Tomorrow, we are double-booked with Alannah's orchestra concert and the Christmas party at the Children's Cancer Center. Alannah will be in one place with Daddy seeing to phase one of what-happens-this-time-of-year. Zachary and Mandy will be with me at the party allllll full of phase two of what-happens-this-time-of-year.

Love to all~

Monday, December 1, 2008

Hand washing 101

A conversation you never want to have with your 8-year-old-immune-compromised-currently-receiving-chemotherapy-beautiful-although-apparently-not-all-that-classy daughter:

We are at the home of my good friend Miss Mary Ann, who is the director of the Children's Cancer Center. We are getting the grand tour of her beautiful home. Mary Ann, my friend Angela, and I are all standing in the master bathroom discussing the VERY pink marble vanity and bath tub.

Mandy comes bounding in to use the restroom, with Angela's daughter in tow. In they go, to the little water closet where the toilet is. As everybody knows, 8-year-old girls like to travel in herds to the bathroom, whenever possible. (Come to think of it, they never really outgrow that tendency).

Door closes. Giggling. I can only assume they answer nature's call. More giggling. Out they come and head out the door. Much giggling.

This is where it gets ugly.

"Mandy! You need to come back and wash your hands!" Giggling stops.

"Momma, I did already," in a voice laced with annoyance.

"No, honey, you didn't. I am standing right here and you did not wash your hands."

Somewhat indignant now: "YES, MOMMA I DID!"
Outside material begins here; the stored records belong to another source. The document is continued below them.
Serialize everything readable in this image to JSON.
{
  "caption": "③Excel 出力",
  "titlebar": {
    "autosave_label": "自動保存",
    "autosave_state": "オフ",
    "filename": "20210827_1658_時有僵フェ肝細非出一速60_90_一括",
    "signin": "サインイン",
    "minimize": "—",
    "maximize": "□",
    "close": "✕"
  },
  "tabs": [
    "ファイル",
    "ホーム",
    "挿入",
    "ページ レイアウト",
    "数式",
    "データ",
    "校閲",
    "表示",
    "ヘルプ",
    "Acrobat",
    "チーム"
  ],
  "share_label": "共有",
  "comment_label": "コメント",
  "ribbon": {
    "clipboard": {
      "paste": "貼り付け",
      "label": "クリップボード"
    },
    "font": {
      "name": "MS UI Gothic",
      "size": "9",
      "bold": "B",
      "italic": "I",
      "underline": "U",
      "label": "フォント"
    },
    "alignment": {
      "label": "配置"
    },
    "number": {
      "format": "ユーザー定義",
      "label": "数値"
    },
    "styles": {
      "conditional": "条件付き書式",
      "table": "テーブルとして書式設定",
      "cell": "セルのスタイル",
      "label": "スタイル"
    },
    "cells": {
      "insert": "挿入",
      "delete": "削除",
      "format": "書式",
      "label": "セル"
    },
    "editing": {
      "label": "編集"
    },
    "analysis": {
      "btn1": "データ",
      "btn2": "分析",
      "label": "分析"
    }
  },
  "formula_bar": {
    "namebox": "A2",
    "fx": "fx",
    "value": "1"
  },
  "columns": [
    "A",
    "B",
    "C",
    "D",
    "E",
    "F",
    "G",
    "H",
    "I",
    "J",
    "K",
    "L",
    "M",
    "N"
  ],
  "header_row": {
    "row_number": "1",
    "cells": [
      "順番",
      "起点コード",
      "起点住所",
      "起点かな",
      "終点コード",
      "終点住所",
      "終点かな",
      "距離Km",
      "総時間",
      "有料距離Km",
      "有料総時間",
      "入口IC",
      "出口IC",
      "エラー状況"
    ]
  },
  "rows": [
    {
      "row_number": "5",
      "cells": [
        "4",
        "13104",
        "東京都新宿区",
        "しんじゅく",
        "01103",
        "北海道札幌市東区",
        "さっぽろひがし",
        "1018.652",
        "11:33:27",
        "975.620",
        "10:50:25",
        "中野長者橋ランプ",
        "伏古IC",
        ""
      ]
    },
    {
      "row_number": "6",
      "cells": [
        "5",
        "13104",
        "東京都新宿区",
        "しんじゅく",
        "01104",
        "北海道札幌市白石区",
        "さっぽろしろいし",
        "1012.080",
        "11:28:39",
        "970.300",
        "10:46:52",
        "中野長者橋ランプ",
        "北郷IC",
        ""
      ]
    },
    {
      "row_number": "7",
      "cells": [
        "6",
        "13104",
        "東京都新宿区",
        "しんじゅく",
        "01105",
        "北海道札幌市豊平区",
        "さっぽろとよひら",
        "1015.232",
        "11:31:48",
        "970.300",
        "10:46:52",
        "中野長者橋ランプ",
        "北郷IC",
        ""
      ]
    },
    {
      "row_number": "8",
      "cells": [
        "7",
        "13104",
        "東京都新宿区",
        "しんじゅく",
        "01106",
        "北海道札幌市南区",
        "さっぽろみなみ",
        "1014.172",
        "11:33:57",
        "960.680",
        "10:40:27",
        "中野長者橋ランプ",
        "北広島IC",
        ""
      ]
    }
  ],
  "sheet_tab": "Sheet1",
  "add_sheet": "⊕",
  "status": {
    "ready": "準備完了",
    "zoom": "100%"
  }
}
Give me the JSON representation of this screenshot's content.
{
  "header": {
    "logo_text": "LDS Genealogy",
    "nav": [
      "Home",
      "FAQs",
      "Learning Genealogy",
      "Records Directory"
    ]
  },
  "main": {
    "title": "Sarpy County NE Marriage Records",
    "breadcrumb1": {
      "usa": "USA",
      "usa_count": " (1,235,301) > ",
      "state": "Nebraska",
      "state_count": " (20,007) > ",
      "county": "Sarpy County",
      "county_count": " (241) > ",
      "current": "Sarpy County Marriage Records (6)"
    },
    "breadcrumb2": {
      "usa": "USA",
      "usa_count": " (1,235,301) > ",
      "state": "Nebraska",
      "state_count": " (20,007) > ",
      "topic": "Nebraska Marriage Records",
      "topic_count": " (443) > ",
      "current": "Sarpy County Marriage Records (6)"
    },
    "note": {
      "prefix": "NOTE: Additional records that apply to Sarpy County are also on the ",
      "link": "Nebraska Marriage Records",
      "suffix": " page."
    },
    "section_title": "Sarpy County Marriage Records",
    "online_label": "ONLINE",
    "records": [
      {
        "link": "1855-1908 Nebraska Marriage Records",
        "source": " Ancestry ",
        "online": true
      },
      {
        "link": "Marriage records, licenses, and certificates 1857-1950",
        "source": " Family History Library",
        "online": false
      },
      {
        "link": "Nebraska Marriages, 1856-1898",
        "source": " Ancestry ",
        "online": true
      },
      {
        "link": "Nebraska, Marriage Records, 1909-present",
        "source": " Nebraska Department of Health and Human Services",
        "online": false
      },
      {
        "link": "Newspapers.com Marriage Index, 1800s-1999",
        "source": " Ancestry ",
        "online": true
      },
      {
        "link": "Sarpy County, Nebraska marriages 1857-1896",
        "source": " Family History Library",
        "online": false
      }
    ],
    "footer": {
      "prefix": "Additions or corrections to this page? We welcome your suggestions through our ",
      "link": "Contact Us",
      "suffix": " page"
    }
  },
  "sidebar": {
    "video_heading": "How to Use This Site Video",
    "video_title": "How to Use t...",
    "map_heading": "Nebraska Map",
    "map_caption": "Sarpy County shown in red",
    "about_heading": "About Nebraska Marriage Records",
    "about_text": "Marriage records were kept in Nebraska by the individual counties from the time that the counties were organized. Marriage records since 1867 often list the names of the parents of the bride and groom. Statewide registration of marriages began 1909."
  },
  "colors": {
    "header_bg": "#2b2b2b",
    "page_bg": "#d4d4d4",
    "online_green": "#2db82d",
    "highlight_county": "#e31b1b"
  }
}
I taught her how to be indignant. So, in an indignant tone that puts hers to shame, "Mandy, NO you did NOT. Here I am. Here is the sink. Been here the whole time. Both the sink and I. And neither the sink, nor I, nor the other two mommies standing RIGHT HERE saw you wash your hands. No water, no soap, no hand towel. THERE WAS NO HAND WASHING! SO, get back in here and wash up before you leave this bathroom."

Girl, allllllllllllll full of attitude stomps over and opens water closet door.

"I did too wash my hands! I washed them in the low sink, just for kids, RIGHT THERE!!!!"

A low sink just for kids? That's kind of odd. Sweet, but odd. Why would there be a low sink for ... ?

And then she points.

Not at a fancy low sink made just for kids. Nooooooooooo.

She points at




My daughter just washed her hands in a bidet!!!!!

OH OH OH OH OH!!!!!!!!


Now, Mary Ann's house is cleaner than just about any house in the free world. She is acutely aware of the immune-compromised status of many of her shortest guests, and the house reflects that in all of it's clean and shiny glory! But seriously, I can't imagine she plans for hand-washing in the bidet, for pete's sweet sake!

My daughter washed her hands in a device my son calls a "butt washer."

Me? I am a crappy mom. But my daughter? She is apparently taking the crappy to a whole new level.

We is high class, people. High class, I tell ya'.

Love to all~